Visiting New York in June is a must for those who like a taste of everything. The weather isn’t too warm and although the city is bustling, it’s not yet unpleasantly full with the summer rush of tourists.
Average highs and lows of 79?F (26?C) and 64?F (18?C) still means the occasional sweater and umbrella use is necessary, but with outdoor season starting in New York, the colder days are few and far between.
The numerous outdoor music and film festivals which include the Bryant Park Film Festival, Jazz Festival and Shakespeare in the Park should give travellers a great taste of New York’s cultural scene. Most of these festivals are also free. It is advisable to pack a picnic basket and a blanket to make the festivals just that much more comfortable.
June also welcomes the Restaurant Week back, where New York’s top eateries offer 5 star meals at discount prices. There is also the Annual Lesbian and Gay Pride Week, Puerto Rican Day Parade and Mermaid Parade to look out for – entertainment in true cosmopolitan New York style. June in New York is definitely a time for the outdoors and cultural experiences.
On the 6th of February 1921, the Yankees sent out a press release stating the intended purchase of 10 acres of land in the Bronx. Just one year later, the Yankees bought Babe Ruth from the Boston Red Sox. This set a precedent which would make the New York Yankees one of the most successful and influential sports teams in the world.
Initially sharing a stadium with the Giants, the Yankees broke away to build their own stadium which have the capacity to host 70,000 fans. On opening day, the stadium was crammed with spectators, with thousands more cramming outside the gates. The inaugural game took place against the Red Sox, with Babe Ruth hitting a three-run homer to smash the Sox 4-1. The new stadium and new fame was a thorn in the side of the Giants who were not used to playing second fiddle to the Yankees. This rivalry was compounded when the Yankees hosted the first of their 33 World Series over their former landlords, the Giants. The total currently stands at 26. Because of Babe Ruth’s enigmatic pulling power, the stadium became known as ??The House That Ruth Built??.
Over the years the stadium has undergone certain aesthetic and comfort changes, but the true character and appeal of the Yankee Stadium is still very much a part of a history which can still be felt today.
If you enjoy reading about history, New York Journey features an interesting section on the history of New York City.
Fleet Week, taking place from May 23 to 30, 2007, is one event that should not be missed. Any person with a remote interest in the sea – and even those without any – will revel in the splendour of what Fleet Week has to offer. Thousands of sailors, marines, coast guardsmen and naval officers from around the world will participate in this year’s event. Having taken place almost every year since 1984, Fleet Week is New York’s way of thanking its servicemen as well as making the armed forces more accessible to the wider community.

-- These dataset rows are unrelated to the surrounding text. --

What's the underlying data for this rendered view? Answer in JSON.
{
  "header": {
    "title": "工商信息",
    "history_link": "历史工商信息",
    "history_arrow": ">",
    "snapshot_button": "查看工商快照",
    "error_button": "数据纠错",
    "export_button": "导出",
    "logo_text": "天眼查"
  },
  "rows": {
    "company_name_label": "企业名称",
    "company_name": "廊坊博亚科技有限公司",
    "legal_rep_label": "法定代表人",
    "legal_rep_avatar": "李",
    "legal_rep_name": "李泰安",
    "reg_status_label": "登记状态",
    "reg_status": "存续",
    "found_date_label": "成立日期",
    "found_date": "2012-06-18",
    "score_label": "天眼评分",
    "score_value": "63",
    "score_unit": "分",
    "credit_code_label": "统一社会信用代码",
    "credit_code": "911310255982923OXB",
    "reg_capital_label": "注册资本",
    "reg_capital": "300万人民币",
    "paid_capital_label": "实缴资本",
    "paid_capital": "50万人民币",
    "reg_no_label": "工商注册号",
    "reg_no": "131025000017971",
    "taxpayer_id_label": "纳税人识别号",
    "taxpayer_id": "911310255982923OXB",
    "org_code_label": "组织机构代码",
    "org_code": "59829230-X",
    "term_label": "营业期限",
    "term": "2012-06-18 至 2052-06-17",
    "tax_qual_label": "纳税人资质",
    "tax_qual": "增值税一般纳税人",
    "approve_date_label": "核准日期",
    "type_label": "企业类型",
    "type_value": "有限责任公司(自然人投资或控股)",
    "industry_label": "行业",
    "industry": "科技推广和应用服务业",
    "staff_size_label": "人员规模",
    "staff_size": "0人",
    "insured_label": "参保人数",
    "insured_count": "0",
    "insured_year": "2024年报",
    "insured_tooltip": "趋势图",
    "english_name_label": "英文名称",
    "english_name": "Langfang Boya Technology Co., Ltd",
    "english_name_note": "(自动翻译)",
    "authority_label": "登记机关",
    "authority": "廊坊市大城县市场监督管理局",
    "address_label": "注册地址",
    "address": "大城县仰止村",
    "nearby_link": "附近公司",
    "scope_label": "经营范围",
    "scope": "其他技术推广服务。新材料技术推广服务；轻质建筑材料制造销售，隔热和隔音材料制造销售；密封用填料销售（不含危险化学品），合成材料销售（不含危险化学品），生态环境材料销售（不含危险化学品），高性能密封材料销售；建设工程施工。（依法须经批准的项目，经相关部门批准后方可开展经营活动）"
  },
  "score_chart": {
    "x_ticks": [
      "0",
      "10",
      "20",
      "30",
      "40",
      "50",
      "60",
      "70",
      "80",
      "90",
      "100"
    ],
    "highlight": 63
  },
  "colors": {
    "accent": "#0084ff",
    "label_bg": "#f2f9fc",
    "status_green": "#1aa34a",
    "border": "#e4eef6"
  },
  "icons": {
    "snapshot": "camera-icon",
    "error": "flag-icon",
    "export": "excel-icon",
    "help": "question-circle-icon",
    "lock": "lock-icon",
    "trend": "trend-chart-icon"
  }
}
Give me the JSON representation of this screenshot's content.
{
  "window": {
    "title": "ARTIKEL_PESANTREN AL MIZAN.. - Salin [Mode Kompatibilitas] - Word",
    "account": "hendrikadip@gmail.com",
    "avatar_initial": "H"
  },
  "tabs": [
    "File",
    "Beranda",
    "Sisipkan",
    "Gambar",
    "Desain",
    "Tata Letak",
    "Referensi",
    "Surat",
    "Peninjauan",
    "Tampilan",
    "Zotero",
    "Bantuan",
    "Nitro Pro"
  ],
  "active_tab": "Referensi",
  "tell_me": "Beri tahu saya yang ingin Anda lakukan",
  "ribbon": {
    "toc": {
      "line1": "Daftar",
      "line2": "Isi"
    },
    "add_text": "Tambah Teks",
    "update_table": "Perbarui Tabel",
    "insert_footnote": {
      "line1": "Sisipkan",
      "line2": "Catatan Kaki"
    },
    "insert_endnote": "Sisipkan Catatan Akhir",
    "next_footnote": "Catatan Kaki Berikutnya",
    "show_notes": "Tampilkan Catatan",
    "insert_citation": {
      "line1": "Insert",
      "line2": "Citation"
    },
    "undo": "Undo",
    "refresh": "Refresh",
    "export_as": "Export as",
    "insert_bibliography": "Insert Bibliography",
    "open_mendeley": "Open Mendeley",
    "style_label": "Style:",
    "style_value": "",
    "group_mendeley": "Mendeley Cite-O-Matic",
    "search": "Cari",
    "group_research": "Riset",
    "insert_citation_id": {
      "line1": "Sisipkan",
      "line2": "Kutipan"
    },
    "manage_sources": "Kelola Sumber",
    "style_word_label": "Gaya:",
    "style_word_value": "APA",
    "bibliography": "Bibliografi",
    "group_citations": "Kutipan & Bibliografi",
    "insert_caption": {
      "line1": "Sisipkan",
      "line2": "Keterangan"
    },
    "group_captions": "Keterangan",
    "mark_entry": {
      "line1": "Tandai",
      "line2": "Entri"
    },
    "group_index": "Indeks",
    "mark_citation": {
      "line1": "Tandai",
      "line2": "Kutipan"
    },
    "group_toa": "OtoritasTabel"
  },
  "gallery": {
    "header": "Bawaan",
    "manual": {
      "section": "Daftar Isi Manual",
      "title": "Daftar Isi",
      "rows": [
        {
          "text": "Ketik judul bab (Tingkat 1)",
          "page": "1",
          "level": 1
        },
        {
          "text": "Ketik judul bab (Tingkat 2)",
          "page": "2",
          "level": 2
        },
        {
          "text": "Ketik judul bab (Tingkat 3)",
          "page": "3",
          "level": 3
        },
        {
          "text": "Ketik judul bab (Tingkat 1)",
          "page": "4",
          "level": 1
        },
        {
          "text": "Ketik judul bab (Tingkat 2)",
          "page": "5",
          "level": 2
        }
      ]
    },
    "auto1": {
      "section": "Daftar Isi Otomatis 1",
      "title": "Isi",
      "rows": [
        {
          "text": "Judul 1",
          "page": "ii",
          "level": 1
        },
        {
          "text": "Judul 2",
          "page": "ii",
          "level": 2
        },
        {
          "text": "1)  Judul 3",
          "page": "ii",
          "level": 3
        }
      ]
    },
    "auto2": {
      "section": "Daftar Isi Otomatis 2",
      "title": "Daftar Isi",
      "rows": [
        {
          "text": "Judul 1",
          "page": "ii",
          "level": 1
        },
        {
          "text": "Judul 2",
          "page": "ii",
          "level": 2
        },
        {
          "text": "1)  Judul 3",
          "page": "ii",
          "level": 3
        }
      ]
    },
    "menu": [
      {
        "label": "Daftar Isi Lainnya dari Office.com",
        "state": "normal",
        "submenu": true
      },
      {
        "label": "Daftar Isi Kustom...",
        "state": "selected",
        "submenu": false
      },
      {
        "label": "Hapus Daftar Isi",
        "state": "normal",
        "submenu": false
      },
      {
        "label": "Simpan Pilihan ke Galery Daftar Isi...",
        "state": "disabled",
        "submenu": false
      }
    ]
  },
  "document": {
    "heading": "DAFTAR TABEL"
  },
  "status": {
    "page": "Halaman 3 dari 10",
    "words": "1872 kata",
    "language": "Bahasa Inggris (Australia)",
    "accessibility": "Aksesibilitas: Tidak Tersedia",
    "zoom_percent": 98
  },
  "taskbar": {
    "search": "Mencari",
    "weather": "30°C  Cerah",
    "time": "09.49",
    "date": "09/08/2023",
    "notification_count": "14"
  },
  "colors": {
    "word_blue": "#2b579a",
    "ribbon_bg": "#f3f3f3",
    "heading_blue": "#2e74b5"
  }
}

This is also an opportunity for the US to show off its latest toys, with visitors to Fleet Week able to board certain vessels and watch the exhibitors demonstrate some of the newest naval technology on offer. Furthermore, there will also be international ships participating in Fleet Week and therefore an opportunity to see what other countries’ naval forces have to offer. Visitors to Fleet Week are also able to personally meet the personnel who man the vessels. In 2006, almost 100,000 people visited this event and this year the number is expected to grow.
Head to New York Journey for hotel reviews and interesting tourist attractions while visiting the Big Apple.